Make us your home page
Instagram

Today’s top headlines delivered to you daily.

(View our Privacy Policy)

Pumpkins help Eastside Elementary students learn their lessons

Eastside third-grader Kasee Grant, 8, concentrates on a math problem. Pumpkin seeds were used in multiplication and division problems.

Paulette Lash Ritchie | Special to the Times

Eastside third-grader Kasee Grant, 8, concentrates on a math problem. Pumpkin seeds were used in multiplication and division problems.

HILL N' DALE — Eastside Elementary School third-grader Jalijone McClinton, 8, was up to her elbows in pumpkin guts, trying to answer a math question.

Jalijone and her classmates were outdoors on a recent school day evaluating pumpkins — every which way.

The students, third- and fifth-graders, were participating in what the school dubbed "pumpkinology," tying lessons in math, science, reading and writing to that big orange symbol of the season.

The first challenge was procuring the pumpkins. The teachers needed 50 of them. Title 1 parent educator Beth Zacharais put out a request, and the pumpkins were donated by parents Amy and Jonathan McDonald, whose son is an Eastside first-grader.

That's when instructional practice math coach Edward Finch and instructional practice science teacher John Pennington took over.

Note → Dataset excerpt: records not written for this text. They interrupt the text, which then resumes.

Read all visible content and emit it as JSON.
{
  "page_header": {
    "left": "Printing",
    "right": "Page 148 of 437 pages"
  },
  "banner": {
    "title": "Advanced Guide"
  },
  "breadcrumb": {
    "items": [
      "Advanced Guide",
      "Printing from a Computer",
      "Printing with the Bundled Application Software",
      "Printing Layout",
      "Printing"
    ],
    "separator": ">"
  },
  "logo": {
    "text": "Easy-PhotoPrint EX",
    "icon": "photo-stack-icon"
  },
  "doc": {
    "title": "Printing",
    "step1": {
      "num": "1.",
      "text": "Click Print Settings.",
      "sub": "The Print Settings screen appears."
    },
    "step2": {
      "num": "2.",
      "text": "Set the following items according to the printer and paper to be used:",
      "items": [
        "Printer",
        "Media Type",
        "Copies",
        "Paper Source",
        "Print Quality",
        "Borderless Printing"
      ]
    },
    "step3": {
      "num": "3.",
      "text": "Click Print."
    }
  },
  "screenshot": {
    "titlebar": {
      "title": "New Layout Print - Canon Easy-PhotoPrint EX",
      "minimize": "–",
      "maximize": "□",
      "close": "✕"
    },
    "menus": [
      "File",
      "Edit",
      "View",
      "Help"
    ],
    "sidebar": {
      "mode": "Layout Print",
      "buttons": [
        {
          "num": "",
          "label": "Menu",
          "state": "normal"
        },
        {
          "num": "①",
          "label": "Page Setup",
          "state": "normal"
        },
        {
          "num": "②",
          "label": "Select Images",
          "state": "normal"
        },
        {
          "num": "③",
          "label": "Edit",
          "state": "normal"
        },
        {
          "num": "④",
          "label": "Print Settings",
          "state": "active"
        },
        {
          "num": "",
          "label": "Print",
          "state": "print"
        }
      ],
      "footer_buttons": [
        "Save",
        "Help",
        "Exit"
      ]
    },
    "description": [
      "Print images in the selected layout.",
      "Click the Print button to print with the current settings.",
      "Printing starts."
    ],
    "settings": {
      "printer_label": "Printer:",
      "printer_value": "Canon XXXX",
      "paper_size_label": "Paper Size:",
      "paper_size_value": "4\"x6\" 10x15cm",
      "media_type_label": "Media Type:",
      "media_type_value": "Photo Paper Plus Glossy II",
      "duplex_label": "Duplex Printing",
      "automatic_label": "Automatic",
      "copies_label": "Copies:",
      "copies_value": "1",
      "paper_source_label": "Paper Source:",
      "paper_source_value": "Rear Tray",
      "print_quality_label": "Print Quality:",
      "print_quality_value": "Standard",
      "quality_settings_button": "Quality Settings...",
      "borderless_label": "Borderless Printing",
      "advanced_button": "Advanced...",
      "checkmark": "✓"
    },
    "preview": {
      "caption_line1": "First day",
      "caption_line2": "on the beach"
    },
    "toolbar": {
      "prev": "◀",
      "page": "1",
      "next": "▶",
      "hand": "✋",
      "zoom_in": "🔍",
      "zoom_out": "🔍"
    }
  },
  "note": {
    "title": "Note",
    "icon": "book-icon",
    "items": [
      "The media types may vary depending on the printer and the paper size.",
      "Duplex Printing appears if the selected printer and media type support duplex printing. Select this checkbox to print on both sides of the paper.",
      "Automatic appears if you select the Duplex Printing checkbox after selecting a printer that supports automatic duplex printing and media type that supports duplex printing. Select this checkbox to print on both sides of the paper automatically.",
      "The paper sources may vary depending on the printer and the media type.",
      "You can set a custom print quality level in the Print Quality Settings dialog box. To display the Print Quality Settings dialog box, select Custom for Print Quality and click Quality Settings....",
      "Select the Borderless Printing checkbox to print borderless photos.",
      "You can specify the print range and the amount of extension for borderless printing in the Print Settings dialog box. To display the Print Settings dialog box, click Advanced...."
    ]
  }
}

Finch oversaw the scale that was used to weigh the pumpkins. The students were doing estimations on weight, circumference and height, in both inches and centimeters, Finch explained.

"And they're making a prediction in the number of seeds," he said.

The seed-counting activity required dividing the seeds — messy business — into groups of 10 and then counting the groups. Finch used that number to have the children do a number of multiplication and division problems. For fifth-graders, the math was a little more complicated. Third-graders were expected to do single-digit division; fifth-graders had single- and double-digit problems.

At Pennington's station, the students tossed ping-pong balls to get a general idea of how far a pumpkin seed can be thrown. (The air-filled balls and the seeds have similar mass.) Based on that, the children made their estimations. They did five trials and graphed their results. Pennington's focus was teaching the scientific method.

Jalijone, who by this time had cleaned all the pumpkin goop off her arms, had some observations about the activity.

"We learned that little pumpkins can have a lot of seeds," she said. "We counted, and there were about 200."

Kasee Grant, 8, grasped some of the math concepts.

"You can group seeds into 10. You can count all the groups and see what you have. You can estimate with weight, height and seeds, inches and circumference," she said.

Amy Sears, 9, did some of the digging for and counting of seeds with Jalijone and Kasee.

"You can weigh a pumpkin on a scale and then have fun with the seeds, and you can dig in the pumpkin and get all the seeds out," Amy said. "You do have to wash your hands when you get done."

Pumpkins help Eastside Elementary students learn their lessons 11/08/13 [Last modified: Friday, November 8, 2013 12:40pm]
Photo reprints | Article reprints

© 2017 Tampa Bay Times

    

Join the discussion: Click to view comments, add yours

Loading...
  1. Comedian and activist Dick Gregory dies at 84

    Nation

    The comedian Dick Gregory rose to national prominence in the early 1960s as a black satirist whose audacious style of humor was biting, subversive and topical, mostly centered on current events, politics and above all, racial tensions. His trademark was the searing punchline.

    Dick Gregory, a comedian, activist and author, died Saturday. [Tribune News Service, 2011]
  2. Winter Haven police investigating armed robbery at Dollar General

    Crime

    WINTER HAVEN — Police are investigating an armed robbery Friday night of a Dollar General store on W Lake Ruby Drive.

  3. Rowdies settle for draw at home

    Soccer

    ST. PETERSBURG — The good news for the Rowdies is that they still haven't lost a game at Al Lang Stadium since late April. The bad news is they had to settle for a 1-1 tie against Ottawa on Saturday night in front of 6,710 sweaty fans.

  4. Bats come to life, but Rays' freefall continues (w/video)

    The Heater

    ST. PETERSBURG —The six runs seemed like a ton, just the second time the Rays had scored that many in a game during their numbing two-plus-weeks stretch of offensive impotency, and amazingly, the first time at the Trop in nearly two months.

    Lucas Duda connects for a two-run home run in the sixth, getting the Rays within 7-5. A Logan Morrison home run in the ninth made it 7-6, but Tampa Bay couldn’t complete the comeback.
  5. 'Free speech rally' cut short after massive counterprotest

    Nation

    BOSTON — Thousands of demonstrators chanting anti-Nazi slogans converged Saturday on downtown Boston in a boisterous repudiation of white nationalism, dwarfing a small group of conservatives who cut short their planned "free speech rally" a week after a gathering of hate groups led to bloodshed in Virginia.

    Thousands of people march against a “free speech rally” planned Saturday in Boston. About 40,000 people were in attendance.